The last project that we started together was Rome Little Theater's Frankenstein.  Holly had been selected to direct and once again teamed up with Producer Carol Murchland (From RLT's Dracula).  Holly and Carol got the project off of the ground, auditioned and selected a great cast, and had everything moving along nicely.   And then the cancer that we all hoped was under control flared up and required Holly to step down in order to direct her energy into her treatment.  Michael Hillman stepped in to direct an outstanding play that finished it's run yesterday afternoon.   Later on the same evening, Holly left us too.

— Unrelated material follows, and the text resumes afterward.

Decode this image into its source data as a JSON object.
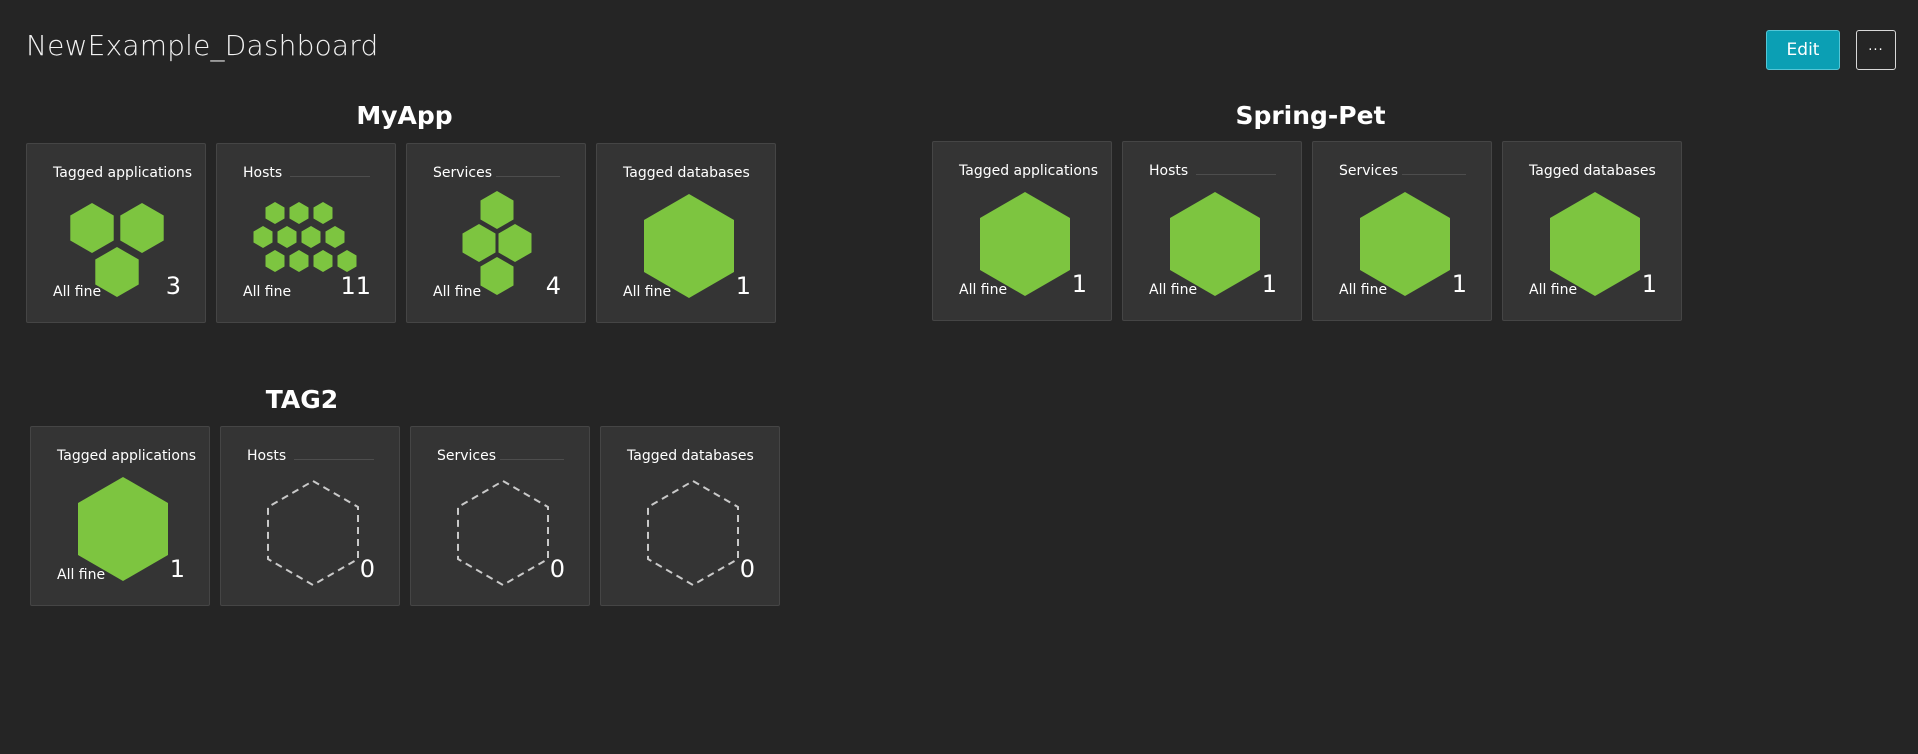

As life progresses, we all get more and more accustomed to death depriving us of those we love.   Friends, and relatives pass away and it's always difficult to deal with.  Sometimes, the words of others are said with good intentions, but bring little comfort.  I think my coping skills are adequate, and I usually process grief as well as anyone.  This time, it hit like a ton of bricks.   Twice in my life, following the death of someone I care about, I was left feeling bitter, angry and cheated.  The first occasion was when my oldest brother passed away unexpectedly at point in his life where he had achieved a lot of satisfaction.  He was close to retirement, he had saw all of his children grow up and stand on their own, and there were some grand children who had recently arrived that his entire world revolved around.  He was taken from all of us at a time when he was very much still needed by us all.     I have the same feeling today.  There are still many rewarding projects that I hoped to work on with Holly.   There is a big hole in the arts community.  Rome Little Theater still needs her.  Imagine Hair and Art Studio, her staff, and students still need her.   Phil, her sister, nephew, and parents along with a great many others still need her.  I miss my friend, but a horribly negative thing (Cancer) has deprived us of her physical presence. 

Last night, and today really sucks.

I do not want to feel this way, but to a certain extent, I've always felt that a person is entitled to feel how ever  he or she feels.  Today, I feel like laying on the couch, and doing nothing.   I definitely don't feel like picking up a camera.    Allowing these feelings to remain isn't an option.   That would be a tremendously wrong thing and contradictory to everything that Holly stood for.     Holly continued to work, and enable others, despite fatigue and some severe physical pain.  Today, there are a lot of others carrying on the mission despite some overwhelming emotional pain.  So my goal for today is that when I click "submit" on this blog, the anger and bitterness may not go away, but I'm going to get up and carry on.   I'm going to wash a few backdrops, cut some limbs on a trail to get ready for a lighting workshop, and start training for my first ever 5K.  Tomorrow, I'll pick up a camera again, and take some pictures.  Hopefully, the pictures will turn out good, and if so, a lot of credit will go to Holly.  I know that carrying on will make the bitterness start to fade away because it has no reason to remain.  I can put my focus on where it needs to be, and that's moving on from this state of angry self-pity by being thankful for the friendship, guidance, and inspiration that comes from knowing such a unique and rare person.


Sunday, February 14, 2010

The Blizzard of 2010

In Georgia, snow is getting to be a rare occurrence! On Friday, we received almost two inches!

Sunday, December 13, 2009

Saturday's Shoot - Heather Williams & 55 Chevy Bel Air

This past Saturday, a very good friend (Tommy C.) was kindenough to allow the use of his 55 Chevy Bel Air for a shoot with Heather Williams. Tommy W., from Just Benz in Rome GA allowed us to use his shop, and it turned out to the be the ideal location. The weather outside was horrible (cold and rainy), but inside the shop, we were sufficiently warm and well protected by two huge (but nice) Rottweilers.